> **Exercise prompt**: From the first line to the last, retype everything below exactly, minus the pictures.

-=-=-=-=-

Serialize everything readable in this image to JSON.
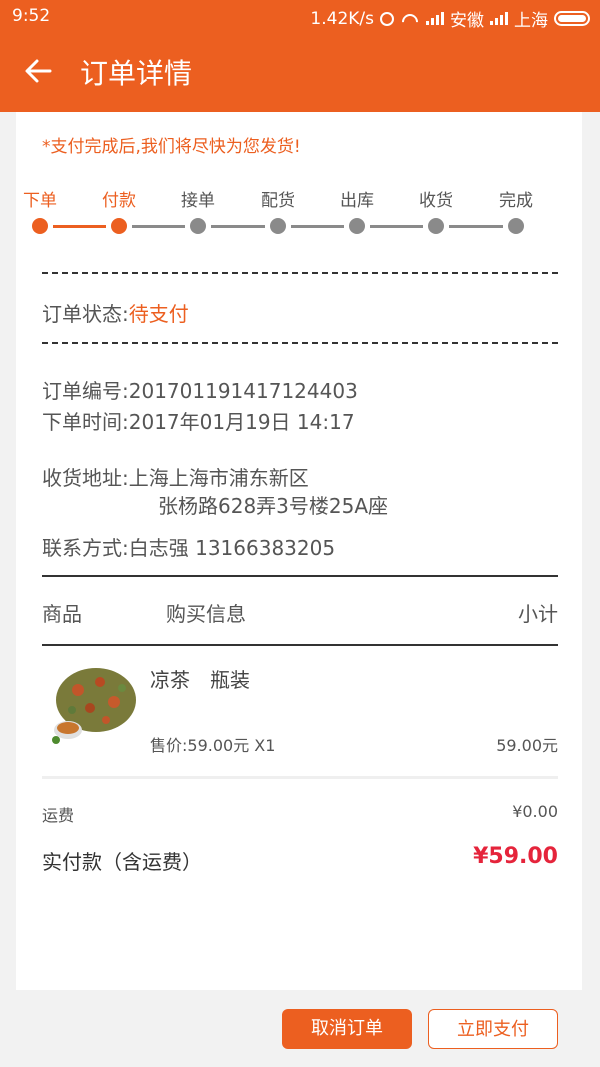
{
  "status_bar": {
    "time": "9:52",
    "speed": "1.42K/s",
    "carrier1": "安徽",
    "carrier2": "上海"
  },
  "header": {
    "title": "订单详情",
    "back_icon": "arrow-left-icon",
    "color": "#ec5f20"
  },
  "notice": "*支付完成后,我们将尽快为您发货!",
  "steps": [
    {
      "label": "下单",
      "active": true
    },
    {
      "label": "付款",
      "active": true
    },
    {
      "label": "接单",
      "active": false
    },
    {
      "label": "配货",
      "active": false
    },
    {
      "label": "出库",
      "active": false
    },
    {
      "label": "收货",
      "active": false
    },
    {
      "label": "完成",
      "active": false
    }
  ],
  "order": {
    "status_label": "订单状态:",
    "status_value": "待支付",
    "number_label": "订单编号:",
    "number_value": "20170119141712440​3",
    "time_label": "下单时间:",
    "time_value": "2017年01月19日 14:17",
    "address_label": "收货地址:",
    "address_line1": "上海上海市浦东新区",
    "address_line2": "张杨路628弄3号楼25A座",
    "contact_label": "联系方式:",
    "contact_value": "白志强  13166383205"
  },
  "table": {
    "col_goods": "商品",
    "col_info": "购买信息",
    "col_subtotal": "小计"
  },
  "product": {
    "name": "凉茶　瓶装",
    "price_line": "售价:59.00元    X1",
    "subtotal": "59.00元"
  },
  "summary": {
    "shipping_label": "运费",
    "shipping_value": "¥0.00",
    "total_label": "实付款（含运费）",
    "total_value": "¥59.00",
    "total_color": "#e5243b"
  },
  "buttons": {
    "cancel": "取消订单",
    "pay": "立即支付"
  }
}
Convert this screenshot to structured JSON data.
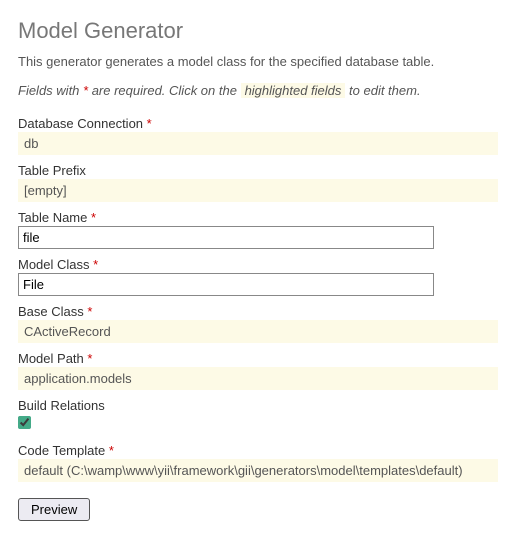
{
  "title": "Model Generator",
  "description": "This generator generates a model class for the specified database table.",
  "hint_prefix": "Fields with ",
  "hint_mid": " are required. Click on the ",
  "hint_highlight": "highlighted fields",
  "hint_suffix": " to edit them.",
  "asterisk": "*",
  "fields": {
    "db_conn_label": "Database Connection ",
    "db_conn_value": "db",
    "table_prefix_label": "Table Prefix",
    "table_prefix_value": "[empty]",
    "table_name_label": "Table Name ",
    "table_name_value": "file",
    "model_class_label": "Model Class ",
    "model_class_value": "File",
    "base_class_label": "Base Class ",
    "base_class_value": "CActiveRecord",
    "model_path_label": "Model Path ",
    "model_path_value": "application.models",
    "build_rel_label": "Build Relations",
    "code_tmpl_label": "Code Template ",
    "code_tmpl_value": "default (C:\\wamp\\www\\yii\\framework\\gii\\generators\\model\\templates\\default)"
  },
  "preview_label": "Preview"
}
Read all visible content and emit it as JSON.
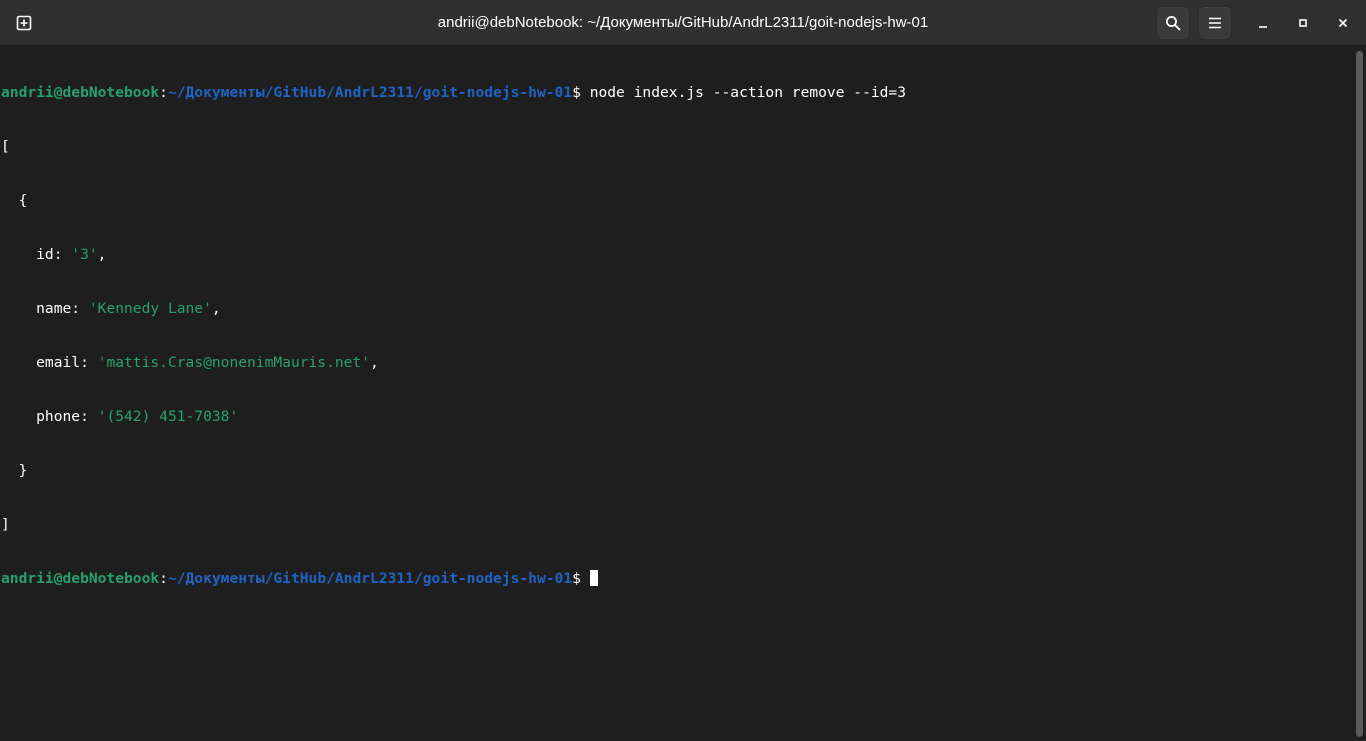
{
  "window": {
    "title": "andrii@debNotebook: ~/Документы/GitHub/AndrL2311/goit-nodejs-hw-01"
  },
  "titlebar": {
    "buttons": [
      {
        "name": "new-tab",
        "icon": "new-tab-icon"
      },
      {
        "name": "search",
        "icon": "search-icon"
      },
      {
        "name": "menu",
        "icon": "hamburger-menu-icon"
      },
      {
        "name": "minimize",
        "icon": "minimize-icon"
      },
      {
        "name": "maximize",
        "icon": "maximize-icon"
      },
      {
        "name": "close",
        "icon": "close-icon"
      }
    ]
  },
  "terminal": {
    "prompt_user": "andrii@debNotebook",
    "prompt_colon": ":",
    "prompt_path": "~/Документы/GitHub/AndrL2311/goit-nodejs-hw-01",
    "prompt_symbol": "$ ",
    "command": "node index.js --action remove --id=3",
    "output": {
      "open_bracket": "[",
      "open_brace": "  {",
      "fields": [
        {
          "key": "    id: ",
          "value": "'3'",
          "tail": ","
        },
        {
          "key": "    name: ",
          "value": "'Kennedy Lane'",
          "tail": ","
        },
        {
          "key": "    email: ",
          "value": "'mattis.Cras@nonenimMauris.net'",
          "tail": ","
        },
        {
          "key": "    phone: ",
          "value": "'(542) 451-7038'",
          "tail": ""
        }
      ],
      "close_brace": "  }",
      "close_bracket": "]"
    }
  },
  "colors": {
    "background": "#1e1e1e",
    "titlebar": "#303030",
    "prompt_user": "#26a269",
    "prompt_path": "#1f63c4",
    "string": "#26a269",
    "text": "#ffffff"
  }
}
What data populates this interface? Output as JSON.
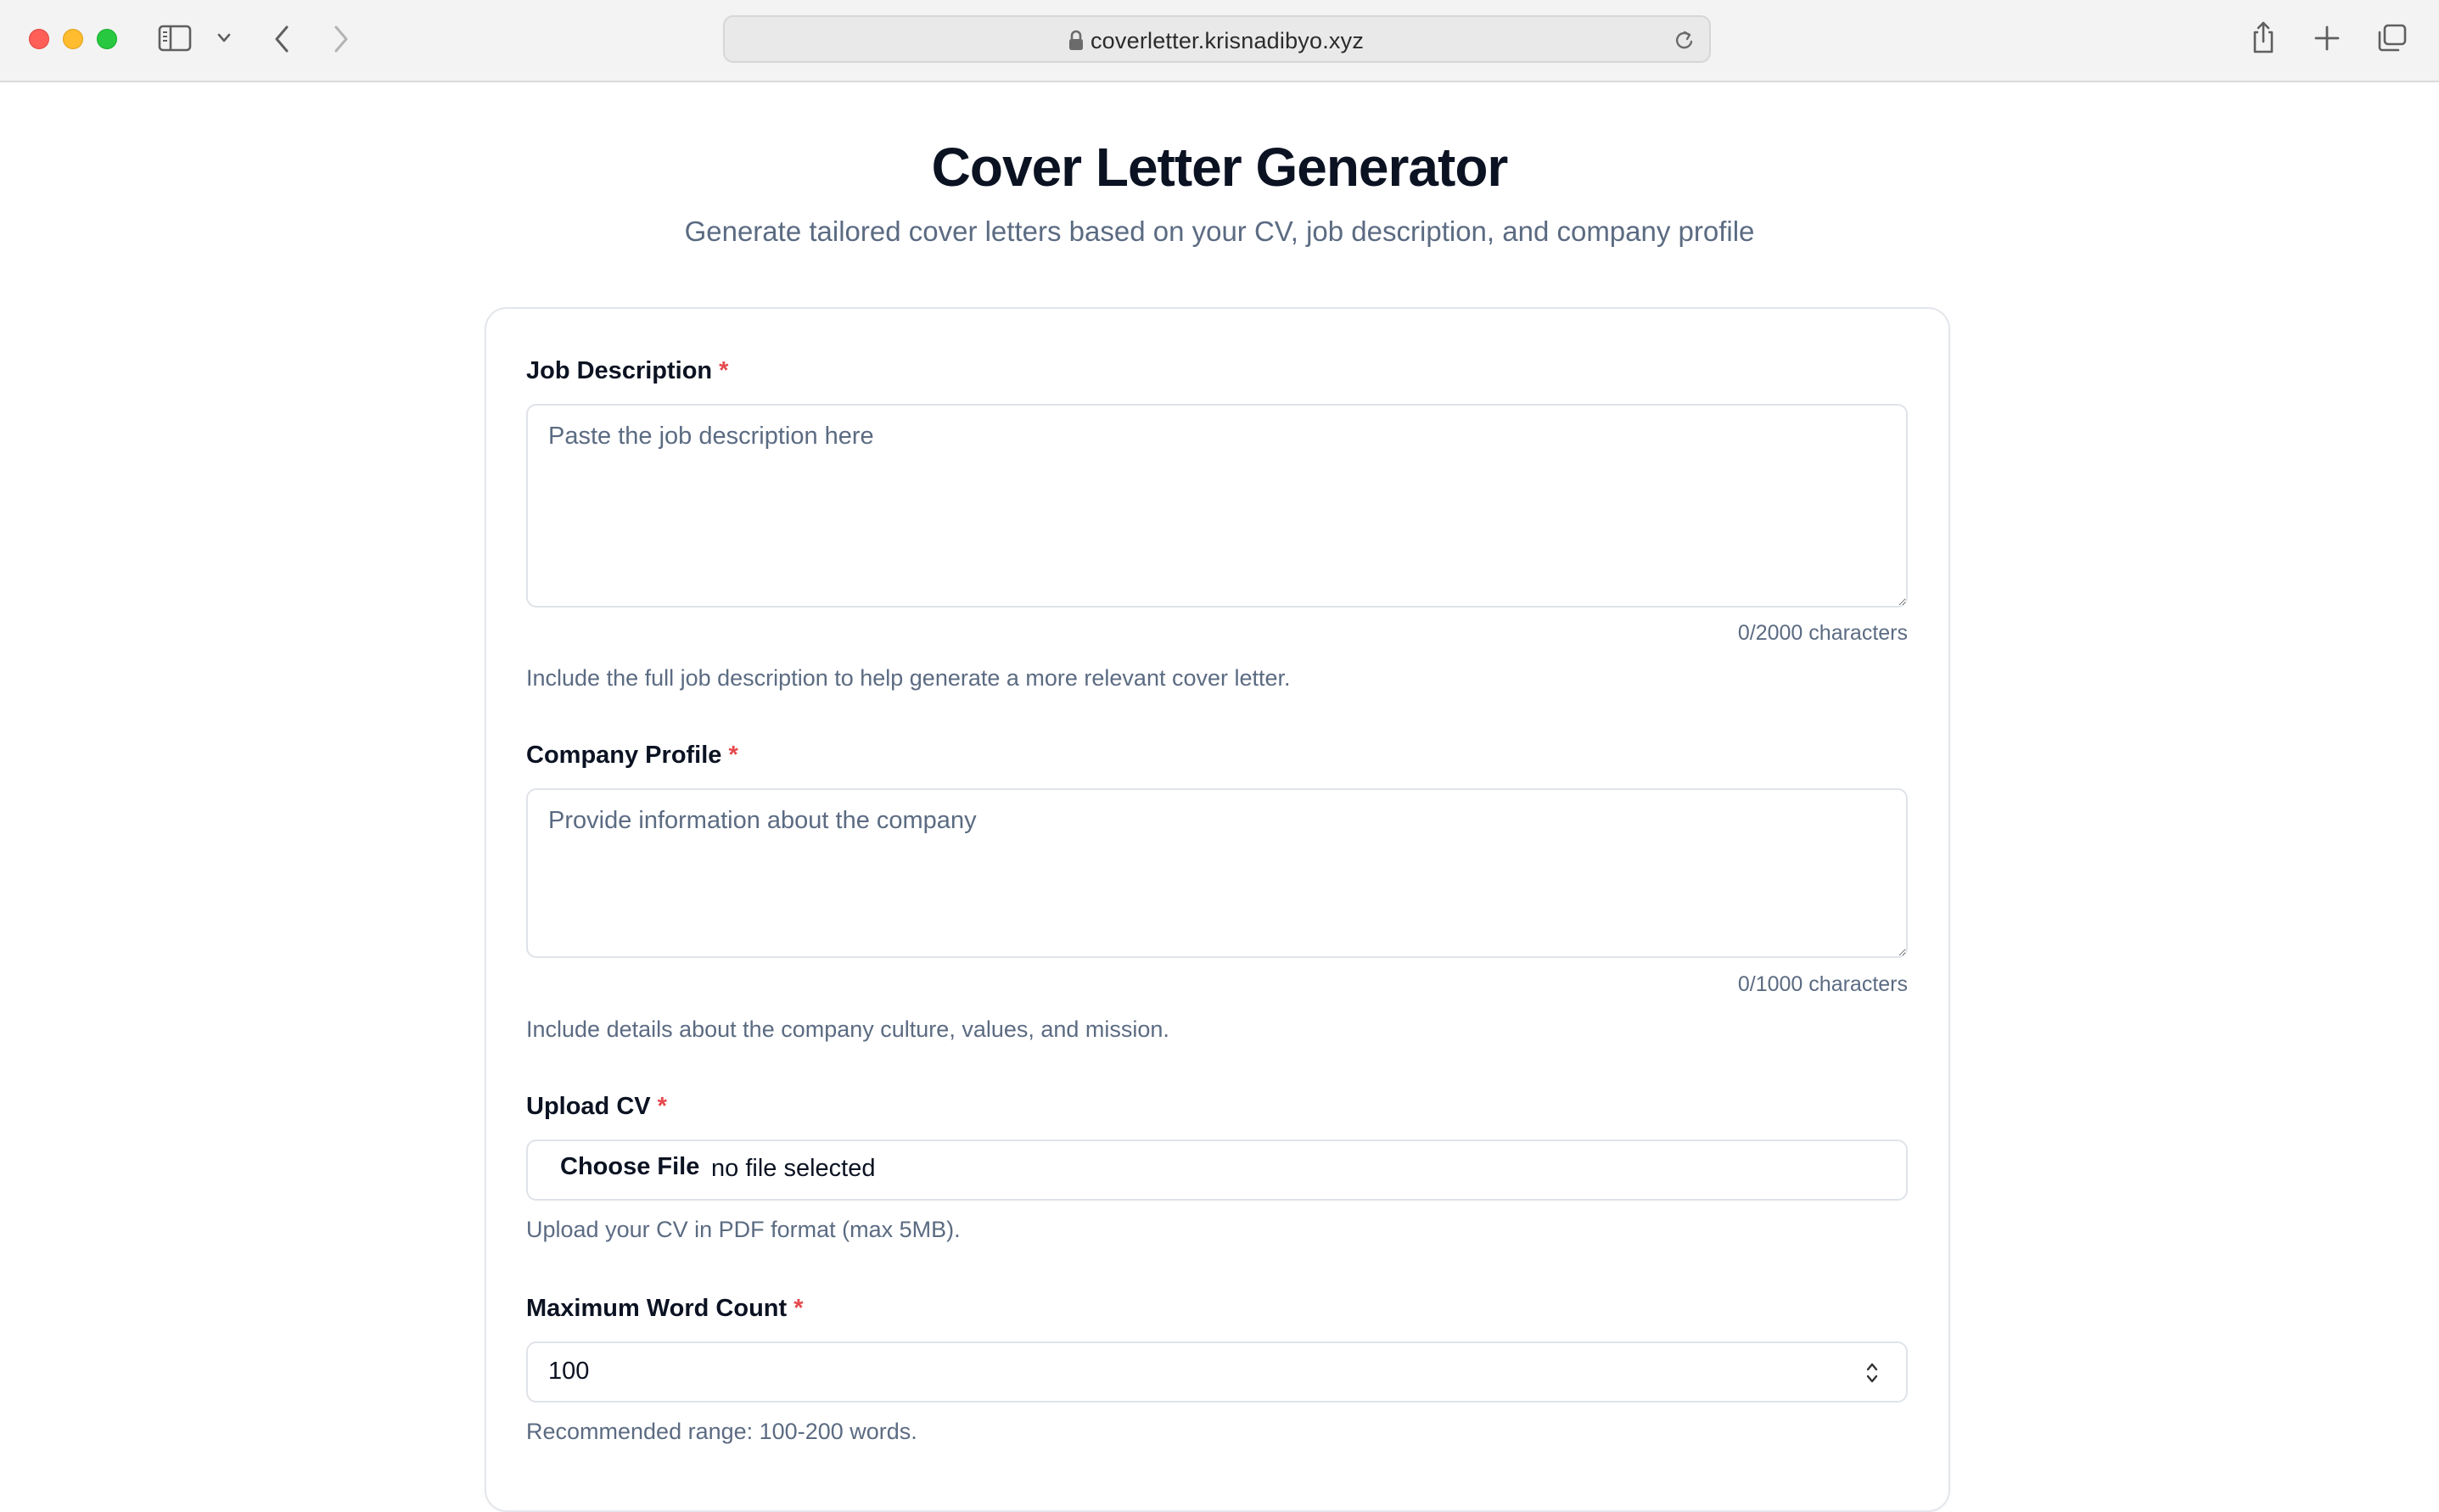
{
  "browser": {
    "url": "coverletter.krisnadibyo.xyz"
  },
  "page": {
    "title": "Cover Letter Generator",
    "subtitle": "Generate tailored cover letters based on your CV, job description, and company profile"
  },
  "form": {
    "required_marker": "*",
    "job_description": {
      "label": "Job Description",
      "placeholder": "Paste the job description here",
      "counter": "0/2000 characters",
      "help": "Include the full job description to help generate a more relevant cover letter."
    },
    "company_profile": {
      "label": "Company Profile",
      "placeholder": "Provide information about the company",
      "counter": "0/1000 characters",
      "help": "Include details about the company culture, values, and mission."
    },
    "upload_cv": {
      "label": "Upload CV",
      "button": "Choose File",
      "status": "no file selected",
      "help": "Upload your CV in PDF format (max 5MB)."
    },
    "max_word_count": {
      "label": "Maximum Word Count",
      "value": "100",
      "help": "Recommended range: 100-200 words."
    }
  },
  "colors": {
    "accent_required": "#e5484d",
    "muted_text": "#5b6b82",
    "heading": "#0b1222"
  }
}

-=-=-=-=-

> **Answer to this problem**:
Serialize everything readable in this image to JSON.
{
  "status_bar": {
    "time": "9:52",
    "speed": "1.42K/s",
    "carrier1": "安徽",
    "carrier2": "上海"
  },
  "header": {
    "title": "订单详情",
    "back_icon": "arrow-left-icon",
    "color": "#ec5f20"
  },
  "notice": "*支付完成后,我们将尽快为您发货!",
  "steps": [
    {
      "label": "下单",
      "active": true
    },
    {
      "label": "付款",
      "active": true
    },
    {
      "label": "接单",
      "active": false
    },
    {
      "label": "配货",
      "active": false
    },
    {
      "label": "出库",
      "active": false
    },
    {
      "label": "收货",
      "active": false
    },
    {
      "label": "完成",
      "active": false
    }
  ],
  "order": {
    "status_label": "订单状态:",
    "status_value": "待支付",
    "number_label": "订单编号:",
    "number_value": "20170119141712440​3",
    "time_label": "下单时间:",
    "time_value": "2017年01月19日 14:17",
    "address_label": "收货地址:",
    "address_line1": "上海上海市浦东新区",
    "address_line2": "张杨路628弄3号楼25A座",
    "contact_label": "联系方式:",
    "contact_value": "白志强  13166383205"
  },
  "table": {
    "col_goods": "商品",
    "col_info": "购买信息",
    "col_subtotal": "小计"
  },
  "product": {
    "name": "凉茶　瓶装",
    "price_line": "售价:59.00元    X1",
    "subtotal": "59.00元"
  },
  "summary": {
    "shipping_label": "运费",
    "shipping_value": "¥0.00",
    "total_label": "实付款（含运费）",
    "total_value": "¥59.00",
    "total_color": "#e5243b"
  },
  "buttons": {
    "cancel": "取消订单",
    "pay": "立即支付"
  }
}
Convert this screenshot to structured JSON data.
{
  "title": "Model Generator",
  "description": "This generator generates a model class for the specified database table.",
  "hint_prefix": "Fields with ",
  "hint_mid": " are required. Click on the ",
  "hint_highlight": "highlighted fields",
  "hint_suffix": " to edit them.",
  "asterisk": "*",
  "fields": {
    "db_conn_label": "Database Connection ",
    "db_conn_value": "db",
    "table_prefix_label": "Table Prefix",
    "table_prefix_value": "[empty]",
    "table_name_label": "Table Name ",
    "table_name_value": "file",
    "model_class_label": "Model Class ",
    "model_class_value": "File",
    "base_class_label": "Base Class ",
    "base_class_value": "CActiveRecord",
    "model_path_label": "Model Path ",
    "model_path_value": "application.models",
    "build_rel_label": "Build Relations",
    "code_tmpl_label": "Code Template ",
    "code_tmpl_value": "default (C:\\wamp\\www\\yii\\framework\\gii\\generators\\model\\templates\\default)"
  },
  "preview_label": "Preview"
}
Read all visible content and emit it as JSON.
{
  "window": {
    "title": "andrii@debNotebook: ~/Документы/GitHub/AndrL2311/goit-nodejs-hw-01"
  },
  "titlebar": {
    "buttons": [
      {
        "name": "new-tab",
        "icon": "new-tab-icon"
      },
      {
        "name": "search",
        "icon": "search-icon"
      },
      {
        "name": "menu",
        "icon": "hamburger-menu-icon"
      },
      {
        "name": "minimize",
        "icon": "minimize-icon"
      },
      {
        "name": "maximize",
        "icon": "maximize-icon"
      },
      {
        "name": "close",
        "icon": "close-icon"
      }
    ]
  },
  "terminal": {
    "prompt_user": "andrii@debNotebook",
    "prompt_colon": ":",
    "prompt_path": "~/Документы/GitHub/AndrL2311/goit-nodejs-hw-01",
    "prompt_symbol": "$ ",
    "command": "node index.js --action remove --id=3",
    "output": {
      "open_bracket": "[",
      "open_brace": "  {",
      "fields": [
        {
          "key": "    id: ",
          "value": "'3'",
          "tail": ","
        },
        {
          "key": "    name: ",
          "value": "'Kennedy Lane'",
          "tail": ","
        },
        {
          "key": "    email: ",
          "value": "'mattis.Cras@nonenimMauris.net'",
          "tail": ","
        },
        {
          "key": "    phone: ",
          "value": "'(542) 451-7038'",
          "tail": ""
        }
      ],
      "close_brace": "  }",
      "close_bracket": "]"
    }
  },
  "colors": {
    "background": "#1e1e1e",
    "titlebar": "#303030",
    "prompt_user": "#26a269",
    "prompt_path": "#1f63c4",
    "string": "#26a269",
    "text": "#ffffff"
  }
}
What data populates this interface? Output as JSON.
{
  "browser": {
    "url": "coverletter.krisnadibyo.xyz"
  },
  "page": {
    "title": "Cover Letter Generator",
    "subtitle": "Generate tailored cover letters based on your CV, job description, and company profile"
  },
  "form": {
    "required_marker": "*",
    "job_description": {
      "label": "Job Description",
      "placeholder": "Paste the job description here",
      "counter": "0/2000 characters",
      "help": "Include the full job description to help generate a more relevant cover letter."
    },
    "company_profile": {
      "label": "Company Profile",
      "placeholder": "Provide information about the company",
      "counter": "0/1000 characters",
      "help": "Include details about the company culture, values, and mission."
    },
    "upload_cv": {
      "label": "Upload CV",
      "button": "Choose File",
      "status": "no file selected",
      "help": "Upload your CV in PDF format (max 5MB)."
    },
    "max_word_count": {
      "label": "Maximum Word Count",
      "value": "100",
      "help": "Recommended range: 100-200 words."
    }
  },
  "colors": {
    "accent_required": "#e5484d",
    "muted_text": "#5b6b82",
    "heading": "#0b1222"
  }
}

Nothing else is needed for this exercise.